━━ Input data

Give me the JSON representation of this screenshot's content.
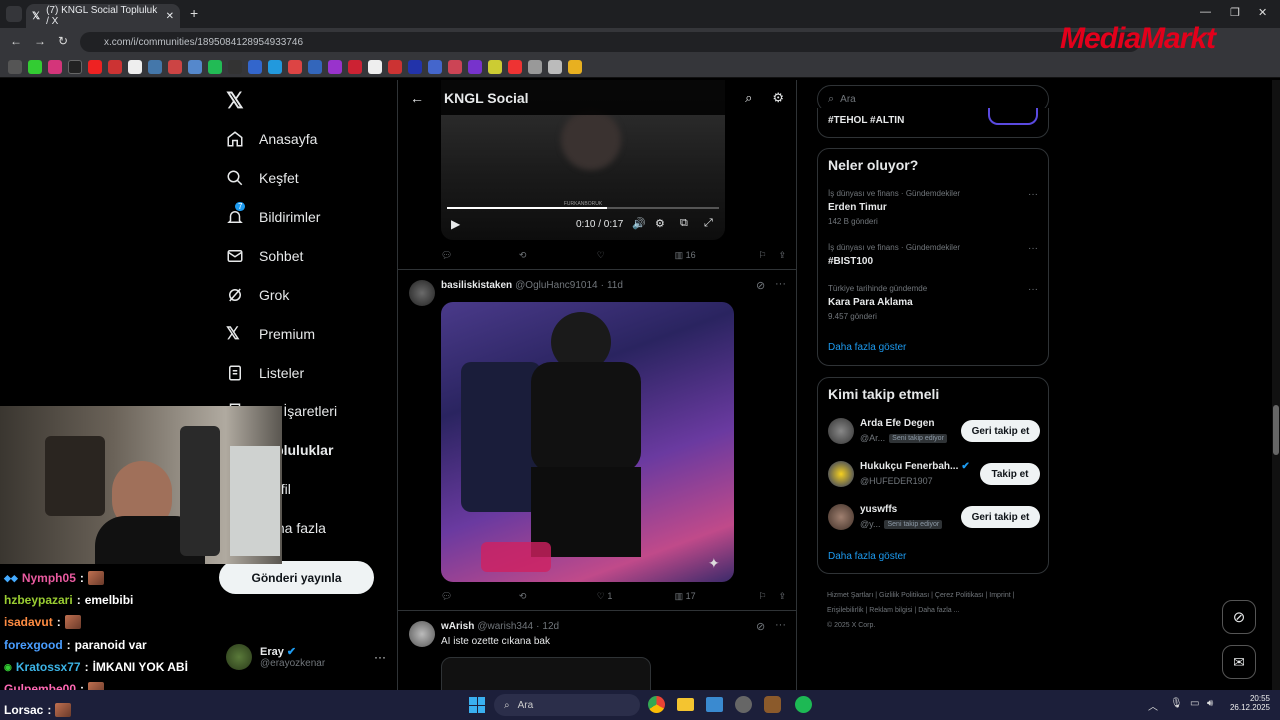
{
  "browser": {
    "tab_title": "(7) KNGL Social Topluluk / X",
    "url": "x.com/i/communities/1895084128954933746",
    "brand_overlay": "MediaMarkt"
  },
  "nav": {
    "items": [
      {
        "label": "Anasayfa",
        "icon": "home-icon"
      },
      {
        "label": "Keşfet",
        "icon": "search-icon"
      },
      {
        "label": "Bildirimler",
        "icon": "bell-icon",
        "badge": "7"
      },
      {
        "label": "Sohbet",
        "icon": "mail-icon"
      },
      {
        "label": "Grok",
        "icon": "grok-icon"
      },
      {
        "label": "Premium",
        "icon": "x-icon"
      },
      {
        "label": "Listeler",
        "icon": "list-icon"
      },
      {
        "label": "Yer İşaretleri",
        "icon": "bookmark-icon"
      },
      {
        "label": "Topluluklar",
        "icon": "people-icon"
      },
      {
        "label": "Profil",
        "icon": "person-icon"
      },
      {
        "label": "Daha fazla",
        "icon": "more-icon"
      }
    ],
    "post_button": "Gönderi yayınla",
    "user": {
      "name": "Eray",
      "handle": "@erayozkenar"
    }
  },
  "feed": {
    "header_title": "KNGL Social",
    "video": {
      "watermark": "FURKANBORUK",
      "time": "0:10 / 0:17",
      "progress": 0.59,
      "views": "16"
    },
    "post1": {
      "name": "basiliskistaken",
      "handle": "@OgluHanc91014",
      "age": "11d",
      "likes": "1",
      "views": "17"
    },
    "post2": {
      "name": "wArish",
      "handle": "@warish344",
      "age": "12d",
      "text": "AI iste ozette cıkana bak"
    }
  },
  "right": {
    "search_placeholder": "Ara",
    "top_tags": "#TEHOL #ALTIN",
    "trends_title": "Neler oluyor?",
    "trends": [
      {
        "category": "İş dünyası ve finans · Gündemdekiler",
        "name": "Erden Timur",
        "count": "142 B gönderi"
      },
      {
        "category": "İş dünyası ve finans · Gündemdekiler",
        "name": "#BIST100",
        "count": ""
      },
      {
        "category": "Türkiye tarihinde gündemde",
        "name": "Kara Para Aklama",
        "count": "9.457 gönderi"
      }
    ],
    "show_more": "Daha fazla göster",
    "follow_title": "Kimi takip etmeli",
    "follow": [
      {
        "name": "Arda Efe Degen",
        "handle": "@Ar...",
        "badge": "Seni takip ediyor",
        "button": "Geri takip et"
      },
      {
        "name": "Hukukçu Fenerbah...",
        "handle": "@HUFEDER1907",
        "badge": "",
        "button": "Takip et"
      },
      {
        "name": "yuswffs",
        "handle": "@y...",
        "badge": "Seni takip ediyor",
        "button": "Geri takip et"
      }
    ],
    "follow_more": "Daha fazla göster",
    "footer_links": [
      "Hizmet Şartları",
      "Gizlilik Politikası",
      "Çerez Politikası",
      "Imprint",
      "Erişilebilirlik",
      "Reklam bilgisi",
      "Daha fazla ..."
    ],
    "copyright": "© 2025 X Corp."
  },
  "chat": [
    {
      "user": "Nymph05",
      "color": "#e85a9f",
      "msg": ""
    },
    {
      "user": "hzbeypazari",
      "color": "#9acd32",
      "msg": "emelbibi"
    },
    {
      "user": "isadavut",
      "color": "#ff8c42",
      "msg": ""
    },
    {
      "user": "forexgood",
      "color": "#4a9eff",
      "msg": "paranoid var"
    },
    {
      "user": "Kratossx77",
      "color": "#3cb4e6",
      "msg": "İMKANI YOK ABİ"
    },
    {
      "user": "Gulpembe00",
      "color": "#ff69b4",
      "msg": ""
    },
    {
      "user": "Lorsac",
      "color": "#ffffff",
      "msg": ""
    }
  ],
  "taskbar": {
    "search": "Ara",
    "time": "20:55",
    "date": "26.12.2025"
  }
}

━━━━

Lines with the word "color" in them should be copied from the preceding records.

**Task answer**.
      "color": "#e85a9f",
      "color": "#9acd32",
      "color": "#ff8c42",
      "color": "#4a9eff",
      "color": "#3cb4e6",
      "color": "#ff69b4",
      "color": "#ffffff",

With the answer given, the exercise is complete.